Joe Straus on Giving Up the Gavel
After five terms as House Speaker, Joe Straus calls it quits.
This story originally appeared in the December 2017 issue with the headline “Giving Up the Gavel.”
Republican state representative Joe Straus, of San Antonio, shocked the world of Texas politics in late October by announcing he would not seek reelection. A fiscal conservative, Straus first took office in the House in 2005, but he came to prominence in 2009, after legislators revolted against the iron-fisted rule of Speaker Tom Craddick. A small group of Republican members and the Democratic minority decided to elect a speaker among themselves and eventually chose Straus. Since then, he has steered the House away from the far right, often angering members of his own party. Soon to be freed from his legislative duties, Straus looks ahead at what’s next for his career.
R. G. Ratcliffe: All year you’ve been saying that you were going to run for reelection. You even had a fundraiser set for November 30. Why the sudden change of heart?

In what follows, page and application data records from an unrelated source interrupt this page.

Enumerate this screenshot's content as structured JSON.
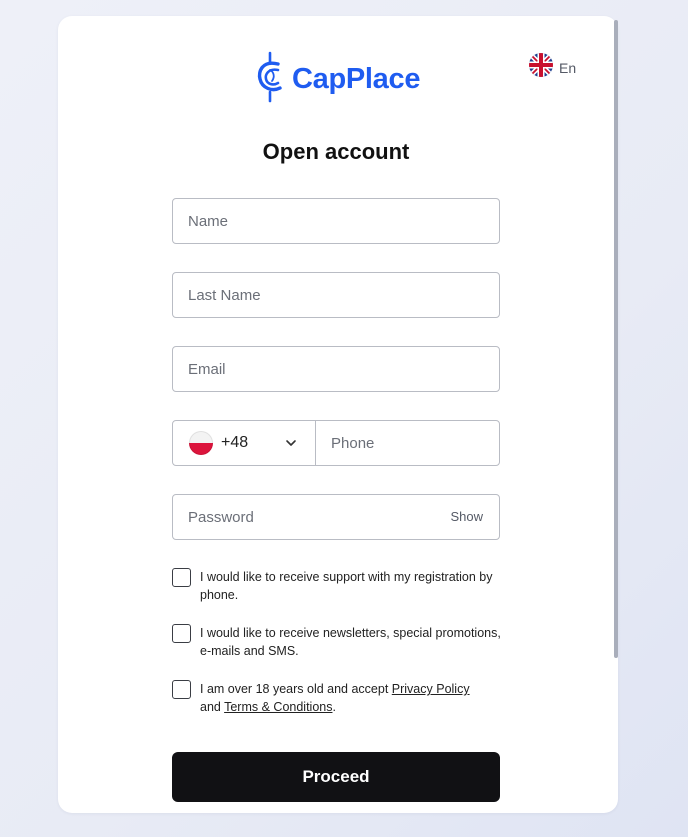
{
  "brand": {
    "name": "CapPlace",
    "accent": "#1f5cf0",
    "icon": "capplace-logo-icon"
  },
  "language": {
    "label": "En",
    "icon": "uk-flag-icon"
  },
  "form": {
    "title": "Open account",
    "name_placeholder": "Name",
    "last_name_placeholder": "Last Name",
    "email_placeholder": "Email",
    "phone": {
      "country_code": "+48",
      "country_flag_icon": "poland-flag-icon",
      "placeholder": "Phone"
    },
    "password_placeholder": "Password",
    "show_label": "Show",
    "checkboxes": [
      {
        "text": "I would like to receive support with my registration by phone.",
        "checked": false
      },
      {
        "text": "I would like to receive newsletters, special promotions, e-mails and SMS.",
        "checked": false
      },
      {
        "text_prefix": "I am over 18 years old and accept ",
        "privacy_link": "Privacy Policy",
        "text_middle": " and ",
        "terms_link": "Terms & Conditions",
        "text_suffix": ".",
        "checked": false
      }
    ],
    "submit_label": "Proceed"
  }
}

Joe Straus: I finally took the advice that I give other members at the end of a session who are thinking about not coming back. I always tell them to go home and spend some time with their families and their communities or whatever their involvements are, and think hard about the commitment they’re making. And I did it myself. It was the first time since 2005 that I’d really given serious thought to what I wanted to do next, as opposed to going from the campaign cycle immediately into the governing cycle and then immediately [back] into the campaign cycle. And I determined that I don’t want to be one of those guys who just hangs around forever because he can. I think what we’ve built in the House is sustainable. And I’m excited about what the future opportunities are.

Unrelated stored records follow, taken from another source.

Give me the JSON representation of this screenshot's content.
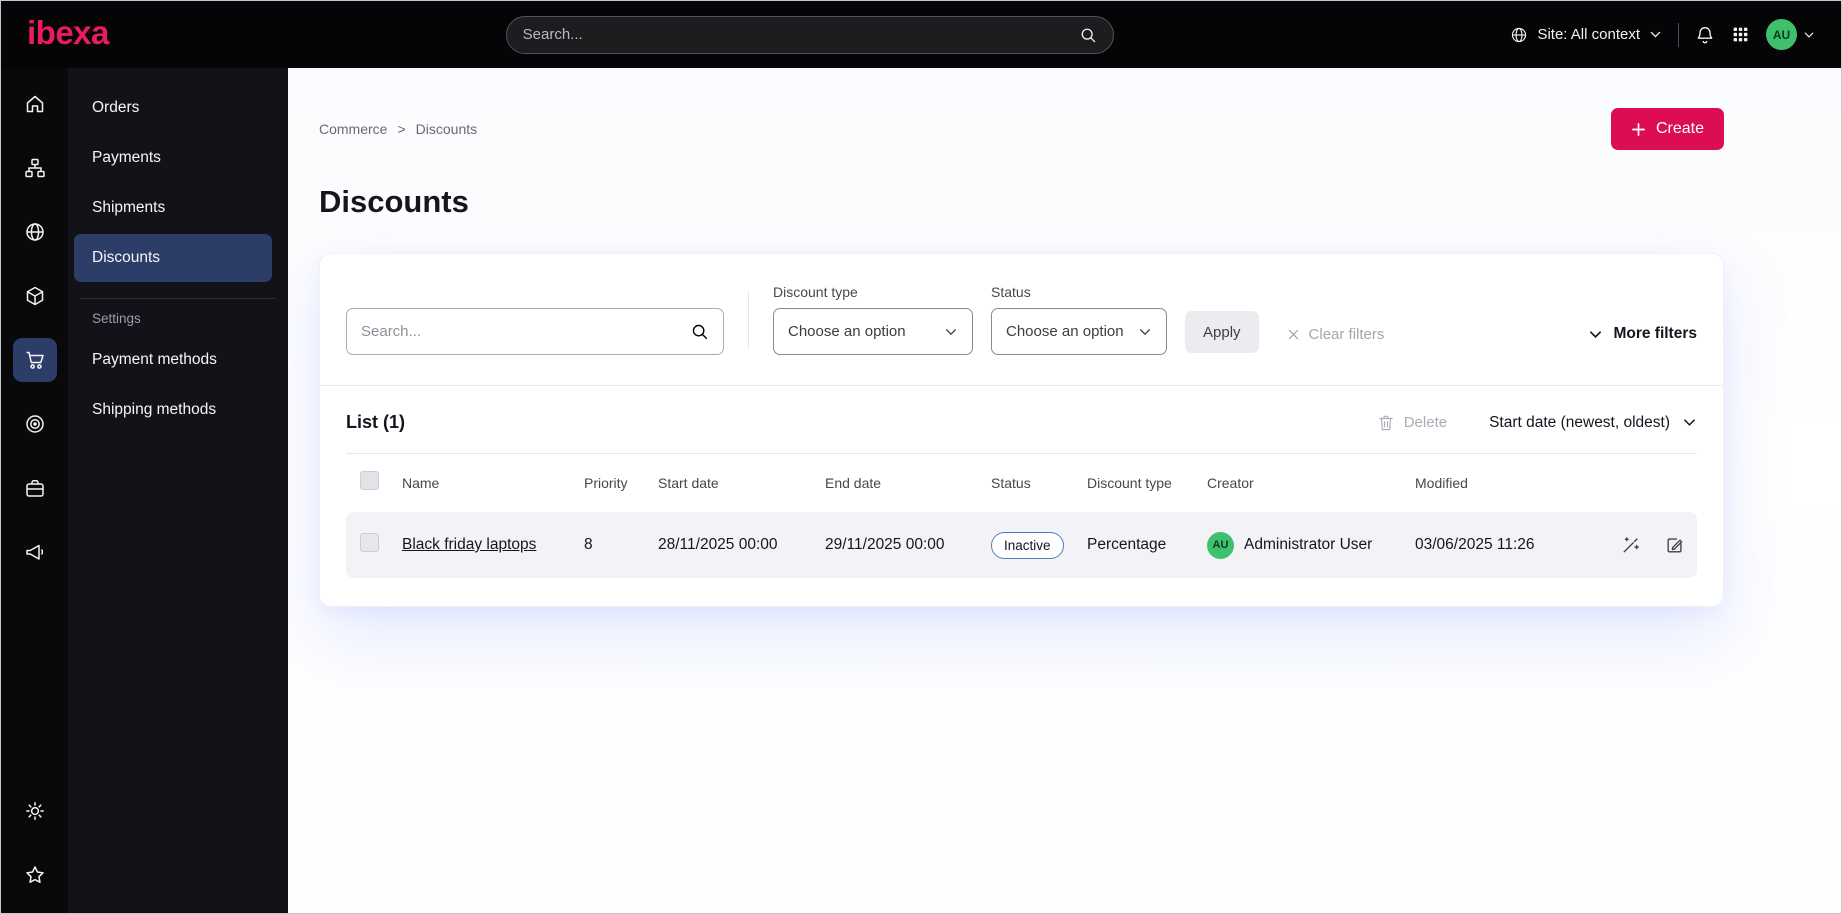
{
  "topbar": {
    "logo_text": "ibexa",
    "search_placeholder": "Search...",
    "site_context_label": "Site: All context",
    "avatar_initials": "AU"
  },
  "sidebar": {
    "menu": [
      {
        "label": "Orders"
      },
      {
        "label": "Payments"
      },
      {
        "label": "Shipments"
      },
      {
        "label": "Discounts"
      }
    ],
    "settings_section_label": "Settings",
    "settings_menu": [
      {
        "label": "Payment methods"
      },
      {
        "label": "Shipping methods"
      }
    ]
  },
  "breadcrumb": {
    "parent": "Commerce",
    "separator": ">",
    "current": "Discounts"
  },
  "page": {
    "title": "Discounts"
  },
  "actions": {
    "create_label": "Create"
  },
  "filters": {
    "search_placeholder": "Search...",
    "discount_type": {
      "label": "Discount type",
      "value": "Choose an option"
    },
    "status": {
      "label": "Status",
      "value": "Choose an option"
    },
    "apply_label": "Apply",
    "clear_label": "Clear filters",
    "more_filters_label": "More filters"
  },
  "list": {
    "title": "List (1)",
    "delete_label": "Delete",
    "sort_label": "Start date (newest, oldest)",
    "columns": [
      "Name",
      "Priority",
      "Start date",
      "End date",
      "Status",
      "Discount type",
      "Creator",
      "Modified"
    ],
    "rows": [
      {
        "name": "Black friday laptops",
        "priority": "8",
        "start_date": "28/11/2025 00:00",
        "end_date": "29/11/2025 00:00",
        "status": "Inactive",
        "discount_type": "Percentage",
        "creator_initials": "AU",
        "creator_name": "Administrator User",
        "modified": "03/06/2025 11:26"
      }
    ]
  },
  "colors": {
    "accent": "#dc0d52",
    "active_nav": "#2c3d68",
    "status_badge_border": "#4d7ec0",
    "avatar_green": "#3fc06c",
    "topbar_bg": "#050507"
  }
}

RGR: And those would be . . . ?
JS: There’s been a lot of encouragement for me to run for a statewide office, which I may do at some point. I don’t think there’s a lot of time before the 2018 cycle gets really hot to do that. But I’m encouraged by the support that I’ve received. I think there’s an appreciation for leadership in this state that focuses on substantive issues. And I feel that there’s been disappointment that [some of] the agenda has been small and petty, and not focused on trying to get more people engaged. Whatever platform I move to next, it’s something I plan to address.
RGR: Would you be more interested in governor, or if John Cornyn did not seek reelection, in the U.S. Senate?
JS: I don’t think either of those in the immediate future is viable. I support Senator Cornyn very strongly, and I know that he’s running again. If I can contribute more in an elective office in the future, I would be open to that.
RGR: When you made your announcement, a lot of businesspeople, and Democrats and more-traditional Republicans, were like, “Oh my gosh, here goes the last adult in the room.”
JS: Well, I’m flattered by that kind of attention. I think that some of that fear of the unknown in the future is overstated. I also think that putting too much on one person is probably not accurate. No one person can do anything in this system. It may appear that way at times, but the reason that I’ve had some success in the House over five terms as speaker is because the large majority of members on the floor support what I’m trying to do and they agree with it. It’s not because I’ve imposed my will on them.
RGR: You have said that it was a myth that a candidate has to be crazy to win in the Republican primary. How do you define the crazy aspects that do exist in the Republican primary system, and why is it so dominated by a few groups?
JS: Because certain people want to keep our primaries as small as possible. They want to turn off mainstream people. And they’ve done a pretty effective job at it. That’s a shame. Until our primaries become a larger affair, we’re going to have these squabbles. And we’re going to have the magnification of fringe candidates. More than you would if more people would take the time to vote.
RGR: Those fringe groups, are they promoting things that are realistic, though minor, issues? Or are they just stirring the pot to whip people up?
JS: They’re doing both. And their influence is stronger than it should be. But look at this summer special session, which was largely about the unnecessary bathroom bill. The business community, certain faith leaders—a lot of them—first responders, and educators came together in an organized fashion. The bullying of these fringe groups couldn’t go toe-to-toe with them. It wasn’t even a close fight.
RGR: You’ve traditionally had a weekly breakfast with the governor and the lieutenant governor, and those sort of petered out this session. In the regular session, we had Governor Abbott coming in right at the end to demand changes in the budget. So I have to ask, have Abbott and Lieutenant Governor Patrick been dealing with you honestly and in good faith over the past couple of years?
JS: Honestly, sure. Our breakfast meetings weren’t terribly productive—they were pleasant enough. But we’re all busy people, and at a certain time during the session they became less and less frequent. But we can talk anytime. And it’s better when we do. But when we do, we should have something substantive to talk about.
RGR: Could you run for lieutenant governor?
JS: Have you taken a look at the Senate lately? (Laughs.) I have friends in the Senate, but I have a lot more friends in the House. If I wanted to come back to the Legislature in 2019, I would do it right here, where my good friends are and where I have a really good team and a really good program in place. So that’s not in the cards.
This interview has been edited for clarity and length.